Queen Elizabeth II, in a message to US President Joe Biden, said the victims and survivors of 9/11 were in her prayers on Saturday’s anniversary of the attacks.
The 95-year-old monarch said: “My thoughts and prayers — and those of my family and the entire nation — remain with the victims, survivors and families affected.”
She also paid tribute to the first responders and rescue workers at the scene and the “resilience and determination of the communities who joined together to rebuild”.
The Queen and her late husband Prince Philip made a rare trip to the US in 2010, laying a wreath at Ground Zero and meeting relatives of victims, and she told Biden that this visit was “held fast in my memory”.
In a further royal tribute to the dead, who included 67 Britons, the US anthem was played on Saturday by fur-hatted Welsh Guards at the Changing of the Guard ceremony at Windsor Castle.
Previously, a day after the attacks the Queen ordered the US anthem to be played during the Changing of the Guard ceremony outside Buckingham Palace.

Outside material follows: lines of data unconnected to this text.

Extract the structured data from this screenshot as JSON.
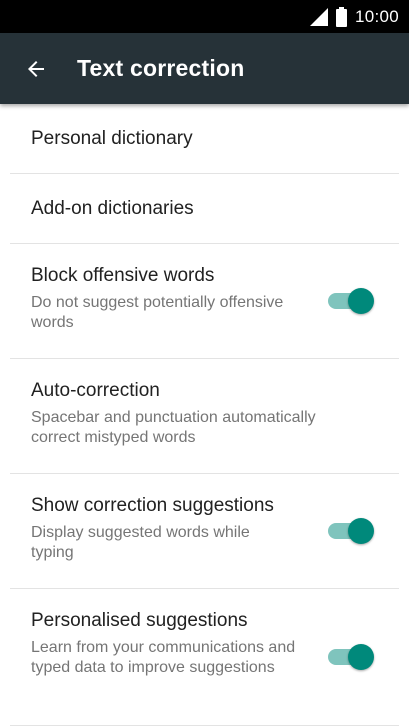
{
  "status_bar": {
    "time": "10:00",
    "icons": [
      "cellular-signal-icon",
      "battery-icon"
    ]
  },
  "app_bar": {
    "title": "Text correction",
    "back_icon": "arrow-back-icon"
  },
  "colors": {
    "app_bar": "#263238",
    "toggle_on_thumb": "#00897b",
    "toggle_on_track": "#7fc4bd"
  },
  "settings": [
    {
      "title": "Personal dictionary"
    },
    {
      "title": "Add-on dictionaries"
    },
    {
      "title": "Block offensive words",
      "summary": "Do not suggest potentially offensive words",
      "toggle": true
    },
    {
      "title": "Auto-correction",
      "summary": "Spacebar and punctuation automatically correct mistyped words"
    },
    {
      "title": "Show correction suggestions",
      "summary": "Display suggested words while typing",
      "toggle": true
    },
    {
      "title": "Personalised suggestions",
      "summary": "Learn from your communications and typed data to improve suggestions",
      "toggle": true
    }
  ]
}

The Queen also reportedly sang along to “The Star-Spangled Banner” at a memorial service in London’s St Paul’s Cathedral three days after the attacks, breaking royal protocol.

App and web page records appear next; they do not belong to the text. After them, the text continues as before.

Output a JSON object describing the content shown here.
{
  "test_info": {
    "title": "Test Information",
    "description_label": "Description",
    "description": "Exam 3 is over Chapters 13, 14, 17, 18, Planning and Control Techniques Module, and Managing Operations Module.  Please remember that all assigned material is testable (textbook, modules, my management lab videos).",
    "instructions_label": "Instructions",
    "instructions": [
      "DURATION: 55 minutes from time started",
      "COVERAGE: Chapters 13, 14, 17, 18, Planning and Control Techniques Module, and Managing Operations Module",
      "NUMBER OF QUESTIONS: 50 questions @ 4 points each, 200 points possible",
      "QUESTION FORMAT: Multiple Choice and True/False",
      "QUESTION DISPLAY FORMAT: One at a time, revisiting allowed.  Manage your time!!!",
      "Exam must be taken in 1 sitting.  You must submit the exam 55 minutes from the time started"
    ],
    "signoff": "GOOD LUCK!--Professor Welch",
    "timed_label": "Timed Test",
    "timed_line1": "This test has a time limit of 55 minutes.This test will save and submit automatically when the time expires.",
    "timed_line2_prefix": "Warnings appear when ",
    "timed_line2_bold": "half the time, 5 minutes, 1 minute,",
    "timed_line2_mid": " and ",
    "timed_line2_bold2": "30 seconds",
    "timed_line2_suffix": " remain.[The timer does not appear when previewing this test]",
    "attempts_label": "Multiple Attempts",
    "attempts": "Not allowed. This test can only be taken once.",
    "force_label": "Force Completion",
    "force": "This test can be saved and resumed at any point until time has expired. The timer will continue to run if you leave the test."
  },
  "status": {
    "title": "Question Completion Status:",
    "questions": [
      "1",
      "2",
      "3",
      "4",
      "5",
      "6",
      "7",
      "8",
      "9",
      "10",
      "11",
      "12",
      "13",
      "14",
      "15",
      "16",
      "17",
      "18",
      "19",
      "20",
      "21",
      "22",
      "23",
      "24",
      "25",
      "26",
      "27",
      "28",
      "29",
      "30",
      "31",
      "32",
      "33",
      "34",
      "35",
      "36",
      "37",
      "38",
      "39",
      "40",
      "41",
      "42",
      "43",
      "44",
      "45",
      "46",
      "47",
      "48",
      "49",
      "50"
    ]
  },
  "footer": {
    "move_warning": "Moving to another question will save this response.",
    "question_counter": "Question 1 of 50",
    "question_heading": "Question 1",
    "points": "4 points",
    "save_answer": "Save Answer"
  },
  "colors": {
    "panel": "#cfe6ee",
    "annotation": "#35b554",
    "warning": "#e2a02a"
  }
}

In September 2001, the Queen wrote a message that was read out at a service of remembrance in New York for the British dead, saying “nothing that can be said can begin to take away the anguish and the pain of these moments. Grief is the price we pay for love.”

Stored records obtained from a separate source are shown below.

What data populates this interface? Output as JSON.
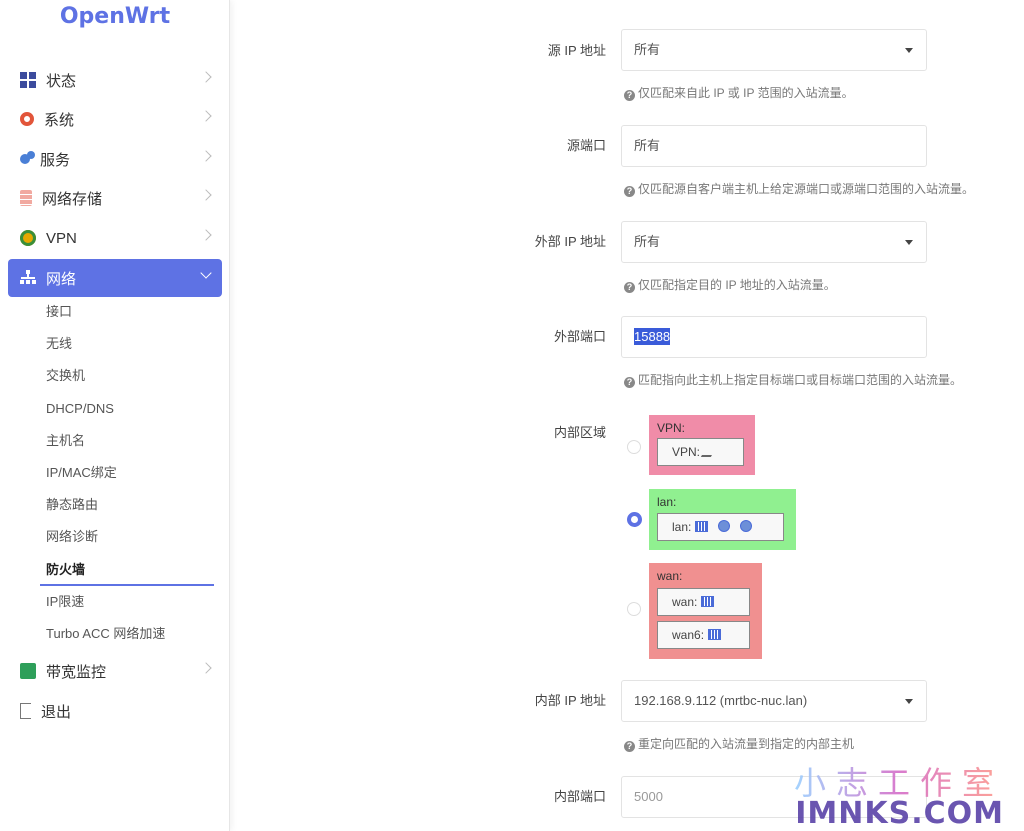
{
  "app": {
    "logo": "OpenWrt"
  },
  "sidebar": {
    "items": [
      {
        "label": "状态",
        "icon": "status-icon"
      },
      {
        "label": "系统",
        "icon": "gear-icon"
      },
      {
        "label": "服务",
        "icon": "services-icon"
      },
      {
        "label": "网络存储",
        "icon": "storage-icon"
      },
      {
        "label": "VPN",
        "icon": "vpn-icon"
      },
      {
        "label": "网络",
        "icon": "network-icon",
        "active": true
      },
      {
        "label": "带宽监控",
        "icon": "bandwidth-icon"
      },
      {
        "label": "退出",
        "icon": "logout-icon"
      }
    ],
    "submenu": [
      "接口",
      "无线",
      "交换机",
      "DHCP/DNS",
      "主机名",
      "IP/MAC绑定",
      "静态路由",
      "网络诊断",
      "防火墙",
      "IP限速",
      "Turbo ACC 网络加速"
    ],
    "current_submenu": "防火墙"
  },
  "form": {
    "src_ip": {
      "label": "源 IP 地址",
      "value": "所有",
      "hint": "仅匹配来自此 IP 或 IP 范围的入站流量。"
    },
    "src_port": {
      "label": "源端口",
      "value": "所有",
      "hint": "仅匹配源自客户端主机上给定源端口或源端口范围的入站流量。"
    },
    "ext_ip": {
      "label": "外部 IP 地址",
      "value": "所有",
      "hint": "仅匹配指定目的 IP 地址的入站流量。"
    },
    "ext_port": {
      "label": "外部端口",
      "value": "15888",
      "hint": "匹配指向此主机上指定目标端口或目标端口范围的入站流量。"
    },
    "int_zone": {
      "label": "内部区域",
      "zones": [
        {
          "name": "VPN:",
          "networks": [
            "VPN:"
          ],
          "color": "#f08ca8",
          "selected": false
        },
        {
          "name": "lan:",
          "networks": [
            "lan:"
          ],
          "color": "#90f090",
          "selected": true
        },
        {
          "name": "wan:",
          "networks": [
            "wan:",
            "wan6:"
          ],
          "color": "#f09090",
          "selected": false
        }
      ]
    },
    "int_ip": {
      "label": "内部 IP 地址",
      "value": "192.168.9.112 (mrtbc-nuc.lan)",
      "hint": "重定向匹配的入站流量到指定的内部主机"
    },
    "int_port": {
      "label": "内部端口",
      "placeholder": "5000"
    }
  },
  "watermark": {
    "cn": "小志工作室",
    "en": "IMNKS.COM"
  }
}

While in the US in 2010, she opened Manhattan’s British Memorial Garden dedicated to the British victims.